But chinchillas can do much more. In laboratory studies, it was found that chinchillas can even distinguish human speech sounds. They are able to distinguish an “a” from an “i”, and even a “t” from a “d”.
Chinchillas Sense of Touch
The sense of touch in chinchillas works through the long tactile hairs that they have on their snout. With these 2 to 4 inch long tactile hairs they compensate for their deficits in vision, at least at close range.
They sniff at objects in the proximity and perceive these thereby both over the smell and over the Tasthaare. The hairs are constantly moving to detect as much as possible in their immediate environment.
This allows them to assess their direct surroundings very well, even at night.
Chinchillas Sense of Taste

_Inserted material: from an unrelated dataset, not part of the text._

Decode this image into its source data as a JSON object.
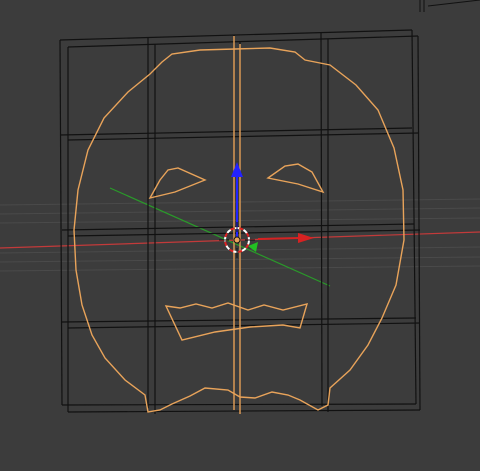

Chinchillas eat everything, even things that are not good for them. This includes candy, wallpaper, painted furniture, and anything else that gets in their way.
However, they are very picky when it comes to choosing their food. They like to pick their favorite straws out of the hay first. Sometimes they also bite their pellets and then just take a new one. After all, the other pellet might taste better.
Conclusion: Are Chinchillas Color Blind?
Chinchillas are color blind by human standards. They probably can’t distinguish all colors the way humans can.
They have 3 different types of cone cells, but those for blue light are not as distinct as the other two.
Probably chinchillas cannot perceive the blue color as well as we do. But it is also likely that they cannot distinguish either red or green and yellow well either.
Like many other nocturnal animals, chinchillas rely more on their good hearing and sense of smell. Both are very well developed and allow them to perceive their surroundings.